Beneficial effect of enhanced myocardial carbohydrate utilisation after oxfenicine (L-hydroxyphenylglycine) in angina pectoris
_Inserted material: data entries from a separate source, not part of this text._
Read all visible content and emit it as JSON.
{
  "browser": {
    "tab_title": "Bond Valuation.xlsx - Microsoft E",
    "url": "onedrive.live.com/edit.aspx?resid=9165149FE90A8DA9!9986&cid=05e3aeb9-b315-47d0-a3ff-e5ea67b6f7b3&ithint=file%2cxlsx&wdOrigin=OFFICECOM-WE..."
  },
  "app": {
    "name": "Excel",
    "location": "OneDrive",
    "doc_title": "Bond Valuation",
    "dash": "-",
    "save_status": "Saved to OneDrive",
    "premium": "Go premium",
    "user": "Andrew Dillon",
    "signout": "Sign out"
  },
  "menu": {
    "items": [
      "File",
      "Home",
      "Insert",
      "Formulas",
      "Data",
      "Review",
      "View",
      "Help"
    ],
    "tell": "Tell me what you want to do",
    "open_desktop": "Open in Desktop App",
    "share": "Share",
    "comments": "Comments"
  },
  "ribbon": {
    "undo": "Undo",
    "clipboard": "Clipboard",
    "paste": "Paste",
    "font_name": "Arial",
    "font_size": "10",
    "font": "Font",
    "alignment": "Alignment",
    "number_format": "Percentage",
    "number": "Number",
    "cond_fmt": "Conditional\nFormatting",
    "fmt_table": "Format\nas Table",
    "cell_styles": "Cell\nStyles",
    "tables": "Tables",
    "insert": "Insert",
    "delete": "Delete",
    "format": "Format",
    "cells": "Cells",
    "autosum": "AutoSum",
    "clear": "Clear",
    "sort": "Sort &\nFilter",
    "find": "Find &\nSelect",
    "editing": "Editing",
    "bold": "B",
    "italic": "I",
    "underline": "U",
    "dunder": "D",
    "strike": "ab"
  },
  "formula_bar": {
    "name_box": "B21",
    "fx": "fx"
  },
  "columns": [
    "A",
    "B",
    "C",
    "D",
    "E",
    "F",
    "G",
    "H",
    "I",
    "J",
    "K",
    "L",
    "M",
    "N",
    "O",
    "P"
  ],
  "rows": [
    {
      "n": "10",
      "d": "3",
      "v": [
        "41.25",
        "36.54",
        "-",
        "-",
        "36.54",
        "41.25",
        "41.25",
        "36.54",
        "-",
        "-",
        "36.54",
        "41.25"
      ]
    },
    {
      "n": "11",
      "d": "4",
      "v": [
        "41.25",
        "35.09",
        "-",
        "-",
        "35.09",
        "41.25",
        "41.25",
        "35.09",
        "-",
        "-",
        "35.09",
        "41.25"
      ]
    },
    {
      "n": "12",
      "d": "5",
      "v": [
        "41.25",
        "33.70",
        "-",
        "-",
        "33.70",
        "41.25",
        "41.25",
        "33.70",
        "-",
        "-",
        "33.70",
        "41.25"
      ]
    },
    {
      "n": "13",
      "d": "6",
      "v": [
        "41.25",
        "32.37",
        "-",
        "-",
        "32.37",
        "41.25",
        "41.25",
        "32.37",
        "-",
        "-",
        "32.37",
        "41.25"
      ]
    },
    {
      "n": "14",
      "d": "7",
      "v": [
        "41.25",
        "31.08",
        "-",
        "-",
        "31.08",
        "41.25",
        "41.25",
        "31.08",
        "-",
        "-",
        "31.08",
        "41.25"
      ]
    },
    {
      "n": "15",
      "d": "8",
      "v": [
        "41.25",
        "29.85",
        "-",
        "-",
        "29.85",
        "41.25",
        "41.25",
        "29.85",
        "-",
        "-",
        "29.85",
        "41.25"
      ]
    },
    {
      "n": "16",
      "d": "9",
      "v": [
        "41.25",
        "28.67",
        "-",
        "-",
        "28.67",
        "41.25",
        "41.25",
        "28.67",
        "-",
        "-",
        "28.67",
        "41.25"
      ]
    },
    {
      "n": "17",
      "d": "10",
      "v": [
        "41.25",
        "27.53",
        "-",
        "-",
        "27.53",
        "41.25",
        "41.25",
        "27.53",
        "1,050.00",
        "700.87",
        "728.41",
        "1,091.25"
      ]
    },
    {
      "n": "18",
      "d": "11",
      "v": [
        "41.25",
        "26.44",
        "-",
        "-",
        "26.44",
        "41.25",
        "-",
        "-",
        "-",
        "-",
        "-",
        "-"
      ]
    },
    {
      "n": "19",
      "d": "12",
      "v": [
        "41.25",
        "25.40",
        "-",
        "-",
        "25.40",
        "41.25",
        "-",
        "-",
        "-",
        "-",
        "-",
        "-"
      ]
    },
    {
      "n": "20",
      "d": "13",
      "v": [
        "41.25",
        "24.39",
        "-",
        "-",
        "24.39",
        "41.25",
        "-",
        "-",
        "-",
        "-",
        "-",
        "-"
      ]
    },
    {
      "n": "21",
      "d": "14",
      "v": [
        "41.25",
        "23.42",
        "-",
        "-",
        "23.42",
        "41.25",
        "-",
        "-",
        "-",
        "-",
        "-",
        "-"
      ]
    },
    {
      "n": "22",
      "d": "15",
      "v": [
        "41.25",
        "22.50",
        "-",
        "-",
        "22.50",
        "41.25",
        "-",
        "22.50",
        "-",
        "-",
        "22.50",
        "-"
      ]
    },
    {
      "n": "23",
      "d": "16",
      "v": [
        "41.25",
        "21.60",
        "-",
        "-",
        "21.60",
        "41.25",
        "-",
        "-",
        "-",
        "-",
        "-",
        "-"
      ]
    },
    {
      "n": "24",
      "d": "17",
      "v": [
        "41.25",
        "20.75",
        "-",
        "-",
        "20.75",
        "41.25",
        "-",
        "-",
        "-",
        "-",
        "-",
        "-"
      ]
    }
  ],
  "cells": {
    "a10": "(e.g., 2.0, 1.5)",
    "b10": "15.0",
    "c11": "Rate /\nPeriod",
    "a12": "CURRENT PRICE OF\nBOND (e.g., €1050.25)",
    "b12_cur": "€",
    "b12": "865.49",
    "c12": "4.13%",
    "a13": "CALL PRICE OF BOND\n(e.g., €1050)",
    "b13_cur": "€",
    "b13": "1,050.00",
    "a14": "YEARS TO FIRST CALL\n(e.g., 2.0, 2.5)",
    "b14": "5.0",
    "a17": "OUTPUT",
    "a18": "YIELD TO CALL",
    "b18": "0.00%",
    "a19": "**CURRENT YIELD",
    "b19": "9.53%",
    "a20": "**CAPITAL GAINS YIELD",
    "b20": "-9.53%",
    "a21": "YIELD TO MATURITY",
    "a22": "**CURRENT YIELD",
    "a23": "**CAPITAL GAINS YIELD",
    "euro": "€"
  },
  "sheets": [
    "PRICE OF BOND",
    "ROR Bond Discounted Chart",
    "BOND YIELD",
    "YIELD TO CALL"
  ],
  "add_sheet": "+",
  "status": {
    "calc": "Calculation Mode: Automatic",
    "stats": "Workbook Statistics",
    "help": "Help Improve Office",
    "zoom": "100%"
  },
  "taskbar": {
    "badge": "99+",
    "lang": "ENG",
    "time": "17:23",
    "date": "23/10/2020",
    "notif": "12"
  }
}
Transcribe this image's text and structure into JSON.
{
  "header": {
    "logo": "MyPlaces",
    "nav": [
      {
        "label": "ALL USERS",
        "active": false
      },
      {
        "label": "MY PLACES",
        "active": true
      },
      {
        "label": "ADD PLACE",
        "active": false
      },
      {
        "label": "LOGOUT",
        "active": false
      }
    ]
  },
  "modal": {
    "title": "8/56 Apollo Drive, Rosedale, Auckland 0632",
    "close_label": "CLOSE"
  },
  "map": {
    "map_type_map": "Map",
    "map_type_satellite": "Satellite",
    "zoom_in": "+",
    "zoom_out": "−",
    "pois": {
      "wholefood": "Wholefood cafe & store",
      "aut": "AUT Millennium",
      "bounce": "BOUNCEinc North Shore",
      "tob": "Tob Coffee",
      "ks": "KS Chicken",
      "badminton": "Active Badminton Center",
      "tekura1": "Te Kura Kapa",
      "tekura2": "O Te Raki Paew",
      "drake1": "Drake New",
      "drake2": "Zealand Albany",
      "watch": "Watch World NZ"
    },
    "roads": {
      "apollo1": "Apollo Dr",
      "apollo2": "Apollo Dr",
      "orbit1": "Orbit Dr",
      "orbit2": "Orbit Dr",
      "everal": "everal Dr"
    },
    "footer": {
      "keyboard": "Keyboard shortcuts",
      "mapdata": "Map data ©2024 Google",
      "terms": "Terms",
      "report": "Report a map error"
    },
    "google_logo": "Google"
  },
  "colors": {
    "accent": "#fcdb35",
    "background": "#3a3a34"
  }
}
Although the major myocardial energy supply comes from oxidation of lipid, carbohydrate requires less oxygen for the same energy yield. Oxfenicine has been shown experimentally to favour carbohydrate utilization and its effect in a dose of 3-12 mg/kg was studied in 18 patients with obstructive coronary artery disease, both at rest and during angina induced by rapid atrial pacing. No major haemodynamic changes or side effects were observed after the drug. The mean pacing time to angina was significantly increased from 289 ± 33 s to 360 ± 35 s (P<0.05) and during pacing, myocardial oxygen consumption fell. After the drug there was a significant increase in myocardial extraction of carbohydrate in the form of lactate, pyruvate and glucose during pacing and in contrast, the myocardial extraction of free fatty acids fell significantly. This increase in myocardial carbohydrate extraction associated with a reduced myocardial oxygen consumption, is of potential value not only in the treatment of angina pectoris, but also in the early phases of acute myocardial infarction.